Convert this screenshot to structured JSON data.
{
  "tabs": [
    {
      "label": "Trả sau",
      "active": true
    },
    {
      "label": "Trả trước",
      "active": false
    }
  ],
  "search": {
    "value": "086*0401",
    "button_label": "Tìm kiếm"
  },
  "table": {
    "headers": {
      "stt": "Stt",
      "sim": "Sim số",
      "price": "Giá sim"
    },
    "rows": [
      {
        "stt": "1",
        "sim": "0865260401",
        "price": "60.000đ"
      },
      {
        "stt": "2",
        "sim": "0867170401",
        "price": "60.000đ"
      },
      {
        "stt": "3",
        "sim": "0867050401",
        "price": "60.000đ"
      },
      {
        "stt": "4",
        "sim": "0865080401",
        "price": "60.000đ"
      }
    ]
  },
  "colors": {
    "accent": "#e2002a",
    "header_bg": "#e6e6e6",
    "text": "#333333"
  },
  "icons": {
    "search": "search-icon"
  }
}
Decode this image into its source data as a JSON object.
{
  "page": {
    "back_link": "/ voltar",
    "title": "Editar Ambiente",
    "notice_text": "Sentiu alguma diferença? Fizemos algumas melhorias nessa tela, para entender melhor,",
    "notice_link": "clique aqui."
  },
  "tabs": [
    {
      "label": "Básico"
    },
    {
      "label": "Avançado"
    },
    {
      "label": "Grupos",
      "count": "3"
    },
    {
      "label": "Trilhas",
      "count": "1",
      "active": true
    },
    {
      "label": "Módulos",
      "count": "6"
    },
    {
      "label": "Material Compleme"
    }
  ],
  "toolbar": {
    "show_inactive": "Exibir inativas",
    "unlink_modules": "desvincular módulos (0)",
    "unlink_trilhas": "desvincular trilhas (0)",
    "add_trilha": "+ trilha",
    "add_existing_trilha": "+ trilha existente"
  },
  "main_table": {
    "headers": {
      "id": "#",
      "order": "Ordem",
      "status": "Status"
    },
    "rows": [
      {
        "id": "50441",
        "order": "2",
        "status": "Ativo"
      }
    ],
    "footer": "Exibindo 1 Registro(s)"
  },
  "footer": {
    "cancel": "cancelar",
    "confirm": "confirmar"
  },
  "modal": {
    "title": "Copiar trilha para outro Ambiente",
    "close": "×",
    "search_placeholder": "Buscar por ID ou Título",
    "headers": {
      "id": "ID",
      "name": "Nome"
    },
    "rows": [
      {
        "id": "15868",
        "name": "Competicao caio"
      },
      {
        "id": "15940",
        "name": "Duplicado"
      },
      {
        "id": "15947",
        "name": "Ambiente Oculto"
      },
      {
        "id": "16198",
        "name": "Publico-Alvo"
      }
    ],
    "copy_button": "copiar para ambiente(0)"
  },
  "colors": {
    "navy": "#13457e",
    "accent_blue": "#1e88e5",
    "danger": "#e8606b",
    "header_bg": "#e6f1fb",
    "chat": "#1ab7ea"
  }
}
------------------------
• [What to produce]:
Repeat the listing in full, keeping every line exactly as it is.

• [Answer box]:
Convert this screenshot to structured JSON data.
{
  "tabs": [
    {
      "label": "Trả sau",
      "active": true
    },
    {
      "label": "Trả trước",
      "active": false
    }
  ],
  "search": {
    "value": "086*0401",
    "button_label": "Tìm kiếm"
  },
  "table": {
    "headers": {
      "stt": "Stt",
      "sim": "Sim số",
      "price": "Giá sim"
    },
    "rows": [
      {
        "stt": "1",
        "sim": "0865260401",
        "price": "60.000đ"
      },
      {
        "stt": "2",
        "sim": "0867170401",
        "price": "60.000đ"
      },
      {
        "stt": "3",
        "sim": "0867050401",
        "price": "60.000đ"
      },
      {
        "stt": "4",
        "sim": "0865080401",
        "price": "60.000đ"
      }
    ]
  },
  "colors": {
    "accent": "#e2002a",
    "header_bg": "#e6e6e6",
    "text": "#333333"
  },
  "icons": {
    "search": "search-icon"
  }
}
Decode this image into its source data as a JSON object.
{
  "page": {
    "back_link": "/ voltar",
    "title": "Editar Ambiente",
    "notice_text": "Sentiu alguma diferença? Fizemos algumas melhorias nessa tela, para entender melhor,",
    "notice_link": "clique aqui."
  },
  "tabs": [
    {
      "label": "Básico"
    },
    {
      "label": "Avançado"
    },
    {
      "label": "Grupos",
      "count": "3"
    },
    {
      "label": "Trilhas",
      "count": "1",
      "active": true
    },
    {
      "label": "Módulos",
      "count": "6"
    },
    {
      "label": "Material Compleme"
    }
  ],
  "toolbar": {
    "show_inactive": "Exibir inativas",
    "unlink_modules": "desvincular módulos (0)",
    "unlink_trilhas": "desvincular trilhas (0)",
    "add_trilha": "+ trilha",
    "add_existing_trilha": "+ trilha existente"
  },
  "main_table": {
    "headers": {
      "id": "#",
      "order": "Ordem",
      "status": "Status"
    },
    "rows": [
      {
        "id": "50441",
        "order": "2",
        "status": "Ativo"
      }
    ],
    "footer": "Exibindo 1 Registro(s)"
  },
  "footer": {
    "cancel": "cancelar",
    "confirm": "confirmar"
  },
  "modal": {
    "title": "Copiar trilha para outro Ambiente",
    "close": "×",
    "search_placeholder": "Buscar por ID ou Título",
    "headers": {
      "id": "ID",
      "name": "Nome"
    },
    "rows": [
      {
        "id": "15868",
        "name": "Competicao caio"
      },
      {
        "id": "15940",
        "name": "Duplicado"
      },
      {
        "id": "15947",
        "name": "Ambiente Oculto"
      },
      {
        "id": "16198",
        "name": "Publico-Alvo"
      }
    ],
    "copy_button": "copiar para ambiente(0)"
  },
  "colors": {
    "navy": "#13457e",
    "accent_blue": "#1e88e5",
    "danger": "#e8606b",
    "header_bg": "#e6f1fb",
    "chat": "#1ab7ea"
  }
}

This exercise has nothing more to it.